72 Pages Posted: 2 Jul 2020 Last revised: 13 Mar 2023

See all articles by Itai Ashlagi

Itai Ashlagi

Stanford University - Department of Management Science & Engineering

Faidra Monachou

Harvard University

Afshin Nikzad

University of Southern California, Department of Economics

Date Written: February 15, 2020

Abstract

We study dynamic nonmonetary markets where objects are allocated to unit-demand agents with private types; such as in the allocation of public housing or deceased-donor organs. An agent’s value for an object is supermodular in her type and the quality of the object, and her payoff is quasilinear in her waiting cost. The social planner's objective is a linear combination of allocative efficiency (i.e., the sum of values) and welfare (i.e., the sum of payoffs). We identify the optimal mechanism in the class of direct-revelation mechanisms that elicit agents’ types and assign them to objects over time. We show that, when the social planner can design the information disclosed to the agents about the objects, the optimal mechanism has a simple implementation: a first-come first-served waitlist with deferrals. In this implementation, the information disclosed about each object is an interval containing the object quality, rather than the exact quality. These intervals partition the quality space. We also show that when the planner's objective weight on welfare increases, these intervals become coarser, and optimal disclosure policies less informative. A direct corollary is that mechanisms that achieve higher welfare also induce lower distributional inequality, in terms of the Lorenz order.

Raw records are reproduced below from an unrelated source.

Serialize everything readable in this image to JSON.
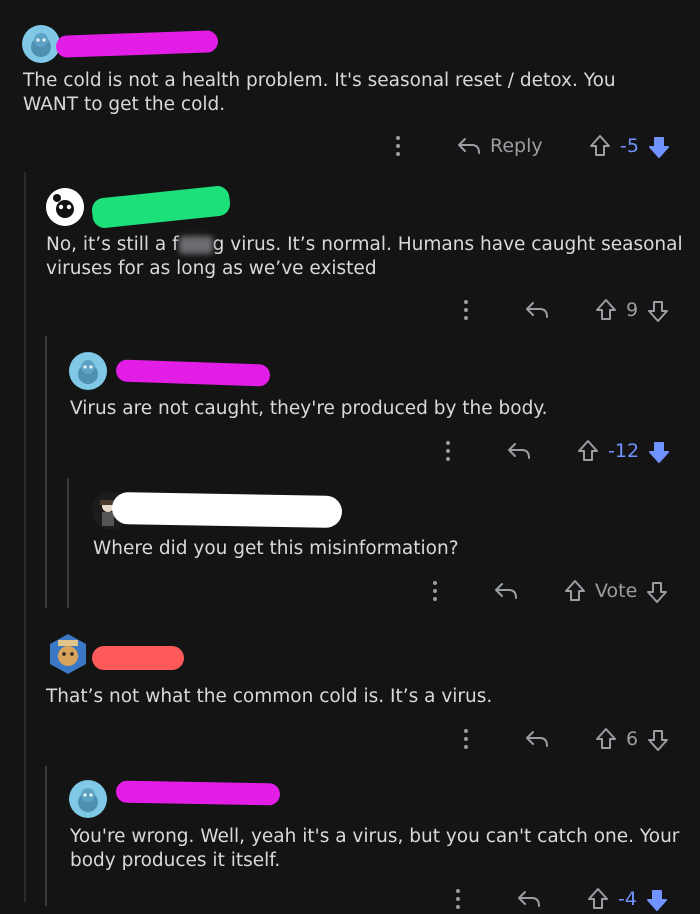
{
  "comments": [
    {
      "text": "The cold is not a health problem. It's seasonal reset / detox. You WANT to get the cold.",
      "reply_label": "Reply",
      "score": "-5",
      "scribble_color": "#e21ee6"
    },
    {
      "text_before": "No, it’s still a f",
      "text_after": "g virus. It’s normal. Humans have caught seasonal viruses for as long as we’ve existed",
      "score": "9",
      "scribble_color": "#1ee07a"
    },
    {
      "text": "Virus are not caught, they're produced by the body.",
      "score": "-12",
      "scribble_color": "#e21ee6"
    },
    {
      "text": "Where did you get this misinformation?",
      "score": "Vote",
      "scribble_color": "#ffffff"
    },
    {
      "text": "That’s not what the common cold is. It’s a virus.",
      "score": "6",
      "scribble_color": "#ff5a5a"
    },
    {
      "text": "You're wrong. Well, yeah it's a virus, but you can't catch one. Your body produces it itself.",
      "score": "-4",
      "scribble_color": "#e21ee6"
    }
  ],
  "colors": {
    "background": "#141414",
    "text": "#d7dadc",
    "muted": "#9a9ea3",
    "downvote_active": "#7193ff"
  },
  "icons": [
    "more-icon",
    "reply-arrow-icon",
    "upvote-arrow-icon",
    "downvote-arrow-icon",
    "avatar-snoo-icon"
  ]
}
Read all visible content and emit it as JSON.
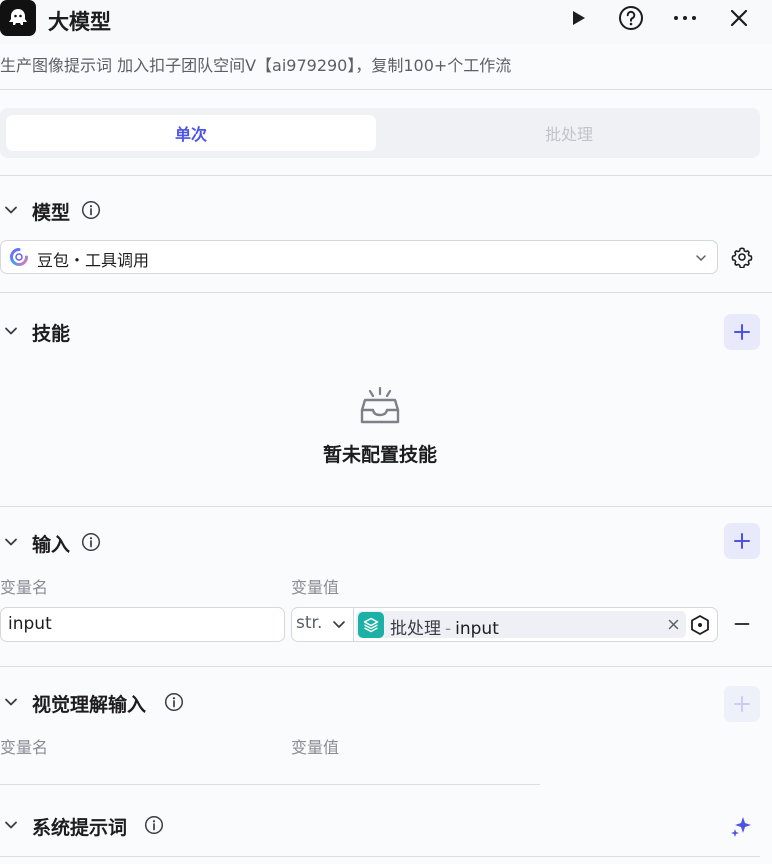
{
  "header": {
    "title": "大模型",
    "description": "生产图像提示词 加入扣子团队空间V【ai979290】，复制100+个工作流"
  },
  "tabs": [
    {
      "label": "单次",
      "active": true
    },
    {
      "label": "批处理",
      "active": false
    }
  ],
  "model_section": {
    "title": "模型",
    "selected_model": "豆包・工具调用"
  },
  "skills_section": {
    "title": "技能",
    "empty_text": "暂未配置技能"
  },
  "input_section": {
    "title": "输入",
    "col_name": "变量名",
    "col_value": "变量值",
    "rows": [
      {
        "name": "input",
        "type": "str.",
        "ref_source": "批处理",
        "ref_separator": "-",
        "ref_name": "input"
      }
    ]
  },
  "vision_section": {
    "title": "视觉理解输入",
    "col_name": "变量名",
    "col_value": "变量值"
  },
  "system_prompt_section": {
    "title": "系统提示词"
  },
  "colors": {
    "accent": "#4d53e8",
    "ref_icon": "#1db0a6",
    "ai_sparkle": "#4d53e8"
  }
}
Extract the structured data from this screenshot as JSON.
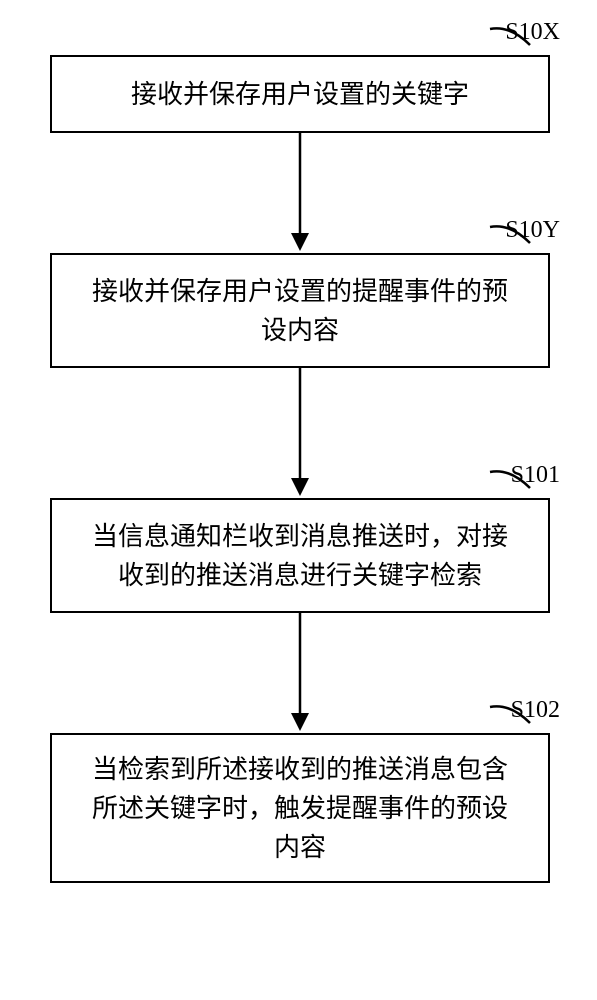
{
  "diagram": {
    "steps": [
      {
        "label": "S10X",
        "text": "接收并保存用户设置的关键字"
      },
      {
        "label": "S10Y",
        "text": "接收并保存用户设置的提醒事件的预设内容"
      },
      {
        "label": "S101",
        "text": "当信息通知栏收到消息推送时，对接收到的推送消息进行关键字检索"
      },
      {
        "label": "S102",
        "text": "当检索到所述接收到的推送消息包含所述关键字时，触发提醒事件的预设内容"
      }
    ]
  }
}
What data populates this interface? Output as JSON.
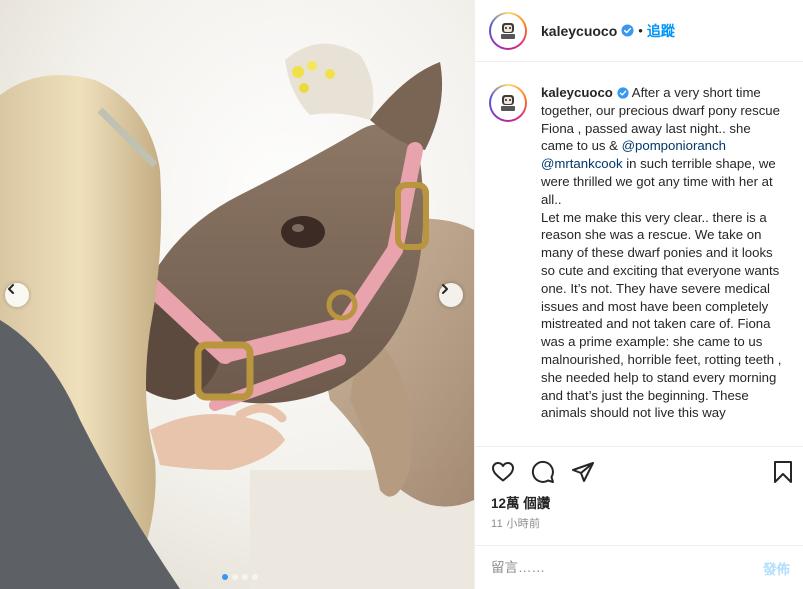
{
  "post": {
    "username": "kaleycuoco",
    "follow_label": "追蹤",
    "separator": "•",
    "caption_user": "kaleycuoco",
    "caption_part1": " After a very short time together, our precious dwarf pony rescue Fiona , passed away last night.. she came to us & ",
    "mention1": "@pomponioranch",
    "caption_part2": " ",
    "mention2": "@mrtankcook",
    "caption_part3": " in such terrible shape, we were thrilled we got any time with her at all..\nLet me make this very clear.. there is a reason she was a rescue. We take on many of these dwarf ponies and it looks so cute and exciting that everyone wants one. It’s not. They have severe medical issues and most have been completely mistreated and not taken care of. Fiona was a prime example: she came to us malnourished, horrible feet, rotting teeth , she needed help to stand every morning and that’s just the beginning. These animals should not live this way",
    "likes": "12萬 個讚",
    "time_ago": "11 小時前",
    "comment_placeholder": "留言……",
    "post_label": "發佈"
  },
  "carousel": {
    "total_slides": 4,
    "current_slide": 1
  },
  "icons": {
    "verified": "verified-badge-icon",
    "like": "heart-icon",
    "comment": "comment-bubble-icon",
    "share": "paper-plane-icon",
    "save": "bookmark-icon",
    "prev": "chevron-left-icon",
    "next": "chevron-right-icon"
  },
  "colors": {
    "accent": "#0095f6",
    "verified": "#3897f0",
    "text": "#262626",
    "muted": "#8e8e8e",
    "halter": "#e8a3ad"
  }
}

JEL Classification: C78, D47

Suggested Citation

Ashlagi, Itai and Monachou, Faidra and Nikzad, Afshin, Optimal Dynamic Allocation: Simplicity through Information Design (February 15, 2020). Available at SSRN: https://ssrn.com/abstract=3610386 or http://dx.doi.org/10.2139/ssrn.3610386

Itai Ashlagi

Stanford University - Department of Management Science & Engineering ( email )

473 Via Ortega
Stanford, CA 94305-9025
United States

Faidra Monachou

Harvard University ( email )

1875 Cambridge Street
Cambridge, MA 02138
United States

Afshin Nikzad (Contact Author)

University of Southern California, Department of Economics ( email )

Los Angeles, CA 90066
United States

HOME PAGE: http://afshin-nikzad.com

Do you have negative results from your research you’d like to share?

Paper statistics

Downloads
1,005
Abstract Views
7,013
Rank
42,079
PlumX Metrics